INSTEAD of celebrating Year 12 Leavers with her friends, Maya Hayden-Evans ended up in a hospital room.
“Finishing school is meant to be the start of your life,” her older sister Georgia Evans said.
“Instead, my sister was told she had an incurable condition that would affect everything she did in life from now on.”
It was December 2012 and Maya – now 22 – had been diagnosed with type 1 diabetes.
“No one in our family has diabetes and we were all ignorant to how much the condition would affect not just my sister but our entire family,” the Mullaloo resident said.
“We were so very grateful for the support from organisations such as Diabetes WA.
“It not only helped my sister cope with integrating diabetes into her life but also how we could cope as a family and support my sister the best we could.”
It may have been a life-changing diagnosis but Georgia said they always tried to see the light side of diabetes.
“We do have a laugh when the waiter always seems to come over to the table the minute she starts injecting herself at the table when we go out,” she said.
“There’s also the weird looks she gets when people see an ice pack and an insulin pen peeking out of her bag … and a never ending supply of jelly beans.
“We have always managed to see the funny side of it though and I’m always there to hand over the juice box when we’ve had a few wines and the midnight hypos hit.”
This has inspired Georgia (24) to run the half-marathon at this Sunday’s Run for a Reason to fundraise for Diabetes WA.
“My sister inspires me because she doesn’t play the victim card,” she said.
“Her attitude has always been ‘well, if everyone else can do that, so can I’.
“She inspires my running because I am grateful for the way my body functions as it should.
“I am lucky I can wake up at 6am and spontaneously go for a run if I want to.
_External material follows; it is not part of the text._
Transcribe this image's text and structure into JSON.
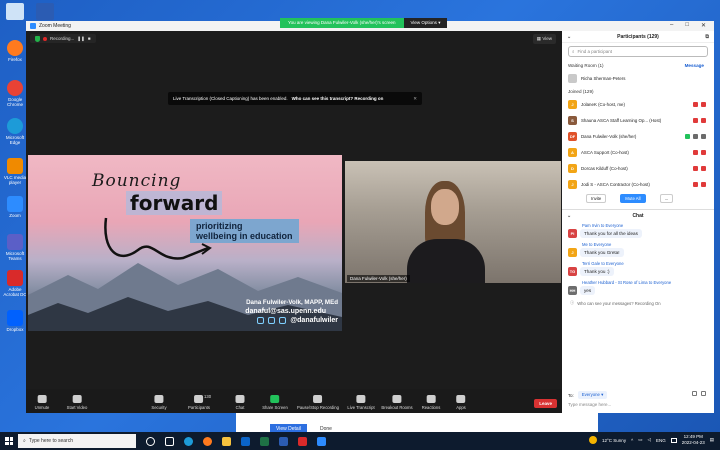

“I can pick up my car keys and my phone instead of having to cart a million things like insulin, strips, needles, snacks, blood sugar reader etcetera with me.
“I am thankful that I don’t have to think of these things and can do things spontaneously.
“My sister does not have that luxury and as diabetes runs in families, I may not always have that luxury either so I appreciate it while I can.”
Georgia said she was “the most unfit person you could meet” just two years ago.
“I was the kid that got picked last for school sports and got told to put those long legs of mine to good use,” she said.
“I love running and the feeling it gives me more than I can put into words.
“I love the challenge it gives me, plus there are all the other benefits like helping me deal with my anxiety and helping me meet and connect with new people.”
Aside from hoping to achieve a personal best time, Georgia said she hoped to raise as much money and awareness for Diabetes WA as possible.
“People love to ask me about why I’m doing the run and I like to use it as an opportunity to talk to people about the condition,” she said.
“I am always amazed about how little people know about type 1 diabetes.”